Moreover, my guess is that the quickest way to improve the academic performance of these boys would be not to increase the disposable assets available to themselves and their families but to decrease their contact with others of their own kind.

What’s more, I reckon this suggestion could be proved. I would bet a pound to a penny that white boys from poor backgrounds who are doing well at school are somewhat isolated from their peers, somewhat looked down on, maybe even somewhat bullied.

Not, of course, that in their case social isolation causes their (relative) success. Rather, my guess would be that in order to succeed they have had to isolate themselves. Like Martha’s sister Mary, they have chosen what is better. If I am right, then perhaps if researchers could find some way to capitalise on that phenomenon they could save us all some money and save a future generation from further failure.

Revd John P Richardson
22 June 2007


  1. I do have a difficulty with the brow-beating over poverty in the UK. As a relative definition is used the solution to poverty is both simple and absurd. Communism. If everyone earns exactly the same amount no one, by the relative definition, is poor.

    And we all know that there were no poor people in Communist countries....

    I look forward to the publication of this study in the Journal of Pointless Research, or its related title, Reports of Common Sense.


    John Foxe-Marx

  2. Yes, I share the same suspicions, having come top at school as a poor white boy who was raised in a religious home by a determined mother. We were as poor as could be and of working class background, but highly literate and all of us went to university.
    'Culture' is a multifarious term, covering family, religious, and other social values and practices. Money is only one factor and not usually the most influential.
    ISTM that working class Roman Catholic families have had the most success in transitioning into the middle classes - just as Jews did before. Political correctness and the refusal to recognise that religious affiliation usually carries with it some significant social capital prevents reports like this from joining the dots. The white working class are the most unchurched in England. Additionally, boys underachieve more in single parent families.

  3. I've been saying this for a while.

    Since being orgained I've worked in Peckham & Tranmere, both well inside the poorest 5% of the country. Yet there is wealth here my Grandparents in Glasgow & E London could only have dreamt about.

    So the problem is not cash flow, it is relational & cultural. Yet even the Church seems to think the answer is to address symptoms not the root cause.

  4. I think there is also something about teaching styles. There seems to be a change in teaching styles which girls have responded well to (although they were doing OK before) but boys don't. So increasingly boys & girls results move apart. Although I recognise that boys tend to dominate the ends of result tables and girls the middle.

  5. mie spelin isnit alwaes wat it shude bea.

    & I wasn't a poor white boy!

  6. A sad situation made even sadder by the knowledge that the British (largely white) working class has an impressive intellectual history. The life of the mind once mattered and thousands benefitted from workers' educational movements, mutual improvement societies, adult schools, libraries, Ruskin College, reading circles, drama groups, friendly societies, musical groups, brass bands and so on. So what went wrong?

    Well, I guess the loss of so many blue collar jobs over the last 30 or so years has played a big part.

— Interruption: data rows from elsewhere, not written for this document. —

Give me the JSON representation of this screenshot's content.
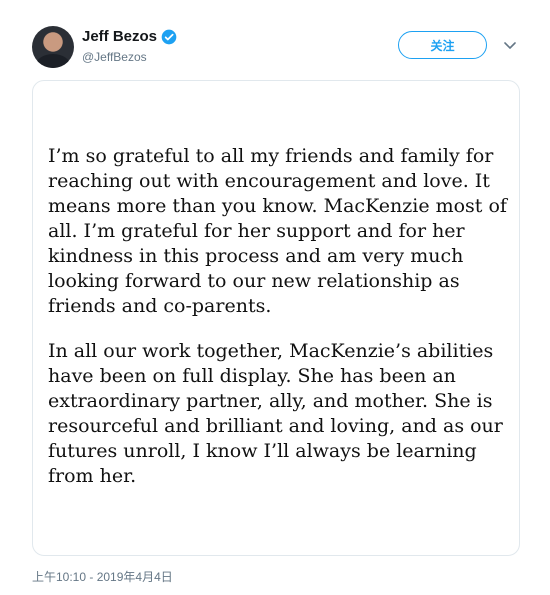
{
  "author": {
    "display_name": "Jeff Bezos",
    "handle": "@JeffBezos",
    "verified": true,
    "avatar_icon": "profile-photo"
  },
  "actions": {
    "follow_label": "关注",
    "more_icon": "chevron-down-icon"
  },
  "tweet": {
    "paragraphs": [
      "I’m so grateful to all my friends and family for reaching out with encouragement and love. It means more than you know. MacKenzie most of all. I’m grateful for her support and for her kindness in this process and am very much looking forward to our new relationship as friends and co-parents.",
      "In all our work together, MacKenzie’s abilities have been on full display. She has been an extraordinary partner, ally, and mother. She is resourceful and brilliant and loving, and as our futures unroll, I know I’ll always be learning from her."
    ],
    "timestamp": "上午10:10 - 2019年4月4日"
  },
  "colors": {
    "accent": "#1da1f2",
    "muted": "#657786",
    "border": "#e1e8ed"
  }
}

Coal, steel, shipbuilding, the docks, all the places that provided large-scale employment and allowed communities to grow up around them are gone. Not coincidentally these are mainly men's jobs and their loss has had long-term repercussions. The so-called 'working class' home where no-one has worked for two generations is far too common.

    Other factors, like the decline in respect for authority, also come into play. The biggest difference, however, I see between this generation and my own, is that there's no longer any love for learning and knowledge. And until it's definitely uncool to be ignorant, I doubt much will change.